EXERCISE PROMPT
What is the number of lines in these records with "сайта" in them? Answer with that number only.

DATA PROVIDED
:::::
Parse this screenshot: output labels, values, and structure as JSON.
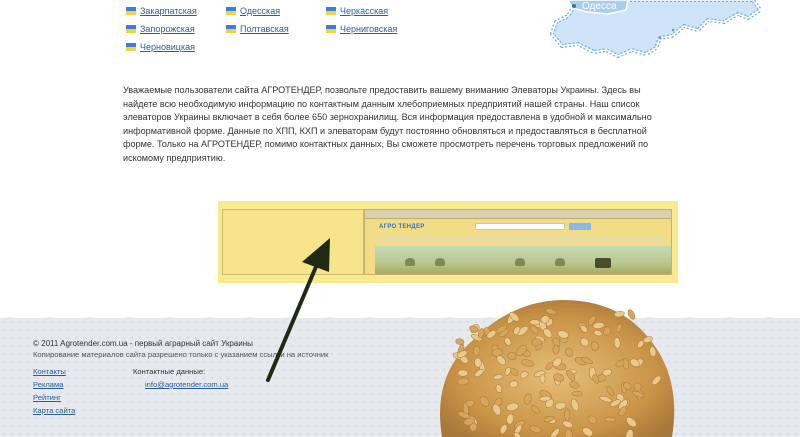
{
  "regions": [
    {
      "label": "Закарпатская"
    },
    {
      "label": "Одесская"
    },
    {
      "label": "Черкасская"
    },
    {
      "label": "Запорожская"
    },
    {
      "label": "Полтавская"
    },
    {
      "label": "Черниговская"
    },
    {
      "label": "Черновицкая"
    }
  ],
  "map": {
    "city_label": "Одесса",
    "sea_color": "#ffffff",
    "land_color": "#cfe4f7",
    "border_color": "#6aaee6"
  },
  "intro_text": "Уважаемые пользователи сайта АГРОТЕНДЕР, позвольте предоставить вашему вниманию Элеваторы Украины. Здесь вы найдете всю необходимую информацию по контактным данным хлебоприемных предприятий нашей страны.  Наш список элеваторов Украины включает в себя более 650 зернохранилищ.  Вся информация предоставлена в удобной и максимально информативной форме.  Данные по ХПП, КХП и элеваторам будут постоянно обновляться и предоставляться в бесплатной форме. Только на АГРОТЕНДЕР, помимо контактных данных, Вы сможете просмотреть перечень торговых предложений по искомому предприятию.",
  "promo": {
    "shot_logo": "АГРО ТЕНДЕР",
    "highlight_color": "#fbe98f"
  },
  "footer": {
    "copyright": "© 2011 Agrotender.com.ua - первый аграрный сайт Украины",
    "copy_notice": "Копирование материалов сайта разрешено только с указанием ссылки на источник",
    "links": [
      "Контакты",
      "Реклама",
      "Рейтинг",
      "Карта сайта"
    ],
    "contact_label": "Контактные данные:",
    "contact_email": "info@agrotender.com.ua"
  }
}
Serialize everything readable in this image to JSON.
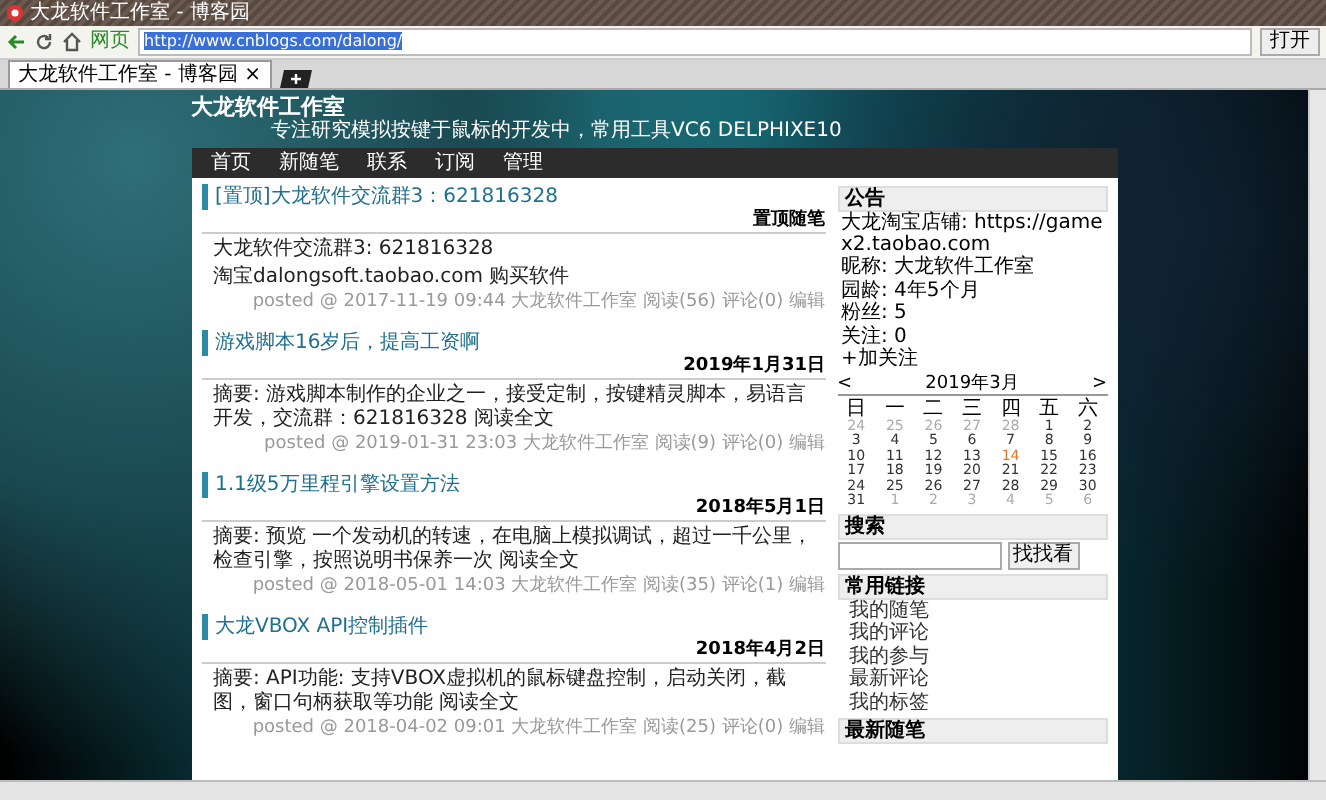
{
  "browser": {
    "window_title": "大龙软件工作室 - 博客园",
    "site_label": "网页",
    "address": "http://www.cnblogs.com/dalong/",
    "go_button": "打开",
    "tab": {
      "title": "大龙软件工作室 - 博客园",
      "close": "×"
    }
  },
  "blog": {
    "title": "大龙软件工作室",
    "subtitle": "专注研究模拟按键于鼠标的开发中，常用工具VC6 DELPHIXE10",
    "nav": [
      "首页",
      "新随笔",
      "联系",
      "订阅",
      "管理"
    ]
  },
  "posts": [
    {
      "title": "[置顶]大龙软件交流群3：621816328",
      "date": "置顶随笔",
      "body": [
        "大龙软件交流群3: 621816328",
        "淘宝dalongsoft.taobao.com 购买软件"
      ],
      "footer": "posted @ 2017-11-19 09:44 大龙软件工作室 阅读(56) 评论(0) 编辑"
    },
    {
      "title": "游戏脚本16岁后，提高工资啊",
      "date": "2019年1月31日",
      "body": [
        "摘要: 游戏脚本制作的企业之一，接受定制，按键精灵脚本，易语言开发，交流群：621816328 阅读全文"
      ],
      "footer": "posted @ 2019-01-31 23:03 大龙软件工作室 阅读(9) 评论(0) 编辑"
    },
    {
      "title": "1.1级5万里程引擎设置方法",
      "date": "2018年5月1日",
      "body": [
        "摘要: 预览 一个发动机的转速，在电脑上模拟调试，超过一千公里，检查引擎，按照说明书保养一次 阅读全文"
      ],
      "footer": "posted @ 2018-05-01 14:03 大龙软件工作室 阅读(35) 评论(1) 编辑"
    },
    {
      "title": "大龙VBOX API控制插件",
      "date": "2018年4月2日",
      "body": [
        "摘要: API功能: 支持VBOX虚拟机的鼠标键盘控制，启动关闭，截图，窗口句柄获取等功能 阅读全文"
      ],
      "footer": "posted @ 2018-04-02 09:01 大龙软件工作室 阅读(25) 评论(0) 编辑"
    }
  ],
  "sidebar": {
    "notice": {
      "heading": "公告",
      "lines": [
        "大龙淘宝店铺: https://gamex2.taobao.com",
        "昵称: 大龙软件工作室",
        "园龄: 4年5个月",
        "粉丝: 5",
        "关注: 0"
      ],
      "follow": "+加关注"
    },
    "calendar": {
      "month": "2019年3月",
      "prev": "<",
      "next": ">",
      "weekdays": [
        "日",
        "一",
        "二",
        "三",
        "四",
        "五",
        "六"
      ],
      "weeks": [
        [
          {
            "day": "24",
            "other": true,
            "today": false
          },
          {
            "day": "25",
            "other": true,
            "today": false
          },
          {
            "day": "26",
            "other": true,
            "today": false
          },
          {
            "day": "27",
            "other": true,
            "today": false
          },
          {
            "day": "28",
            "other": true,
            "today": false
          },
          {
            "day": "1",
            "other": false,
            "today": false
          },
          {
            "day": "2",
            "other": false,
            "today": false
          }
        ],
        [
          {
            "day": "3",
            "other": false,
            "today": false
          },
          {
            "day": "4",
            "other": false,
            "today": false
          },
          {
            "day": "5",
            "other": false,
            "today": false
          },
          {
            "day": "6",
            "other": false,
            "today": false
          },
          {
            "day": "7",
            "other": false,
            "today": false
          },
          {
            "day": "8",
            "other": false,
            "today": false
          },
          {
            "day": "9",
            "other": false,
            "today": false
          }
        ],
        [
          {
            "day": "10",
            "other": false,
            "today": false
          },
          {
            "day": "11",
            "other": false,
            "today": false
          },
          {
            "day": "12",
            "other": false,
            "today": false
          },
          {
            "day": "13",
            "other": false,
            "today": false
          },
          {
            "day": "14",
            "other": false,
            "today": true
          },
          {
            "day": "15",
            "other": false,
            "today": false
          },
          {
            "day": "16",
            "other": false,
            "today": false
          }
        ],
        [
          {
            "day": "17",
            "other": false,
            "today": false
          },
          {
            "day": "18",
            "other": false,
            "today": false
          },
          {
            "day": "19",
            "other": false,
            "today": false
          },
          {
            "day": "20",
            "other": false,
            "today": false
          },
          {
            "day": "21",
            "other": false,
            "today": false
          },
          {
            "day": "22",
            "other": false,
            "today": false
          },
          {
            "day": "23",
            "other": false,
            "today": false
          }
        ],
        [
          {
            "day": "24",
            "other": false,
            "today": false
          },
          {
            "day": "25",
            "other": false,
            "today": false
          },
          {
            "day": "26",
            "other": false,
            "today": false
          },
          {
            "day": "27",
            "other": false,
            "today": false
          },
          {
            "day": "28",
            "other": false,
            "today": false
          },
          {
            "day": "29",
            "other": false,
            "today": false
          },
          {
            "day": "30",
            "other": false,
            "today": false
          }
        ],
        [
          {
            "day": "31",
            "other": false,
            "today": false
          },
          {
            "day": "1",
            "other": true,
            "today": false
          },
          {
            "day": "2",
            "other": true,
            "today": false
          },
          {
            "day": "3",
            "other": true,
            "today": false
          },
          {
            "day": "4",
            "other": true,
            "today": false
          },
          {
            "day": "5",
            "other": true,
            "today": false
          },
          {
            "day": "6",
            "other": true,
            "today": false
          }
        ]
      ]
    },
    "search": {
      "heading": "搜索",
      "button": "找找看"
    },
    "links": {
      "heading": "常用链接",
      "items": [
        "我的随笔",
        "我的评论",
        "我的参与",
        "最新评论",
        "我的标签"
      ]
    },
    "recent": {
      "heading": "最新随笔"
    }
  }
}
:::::
ANSWER SPACE
3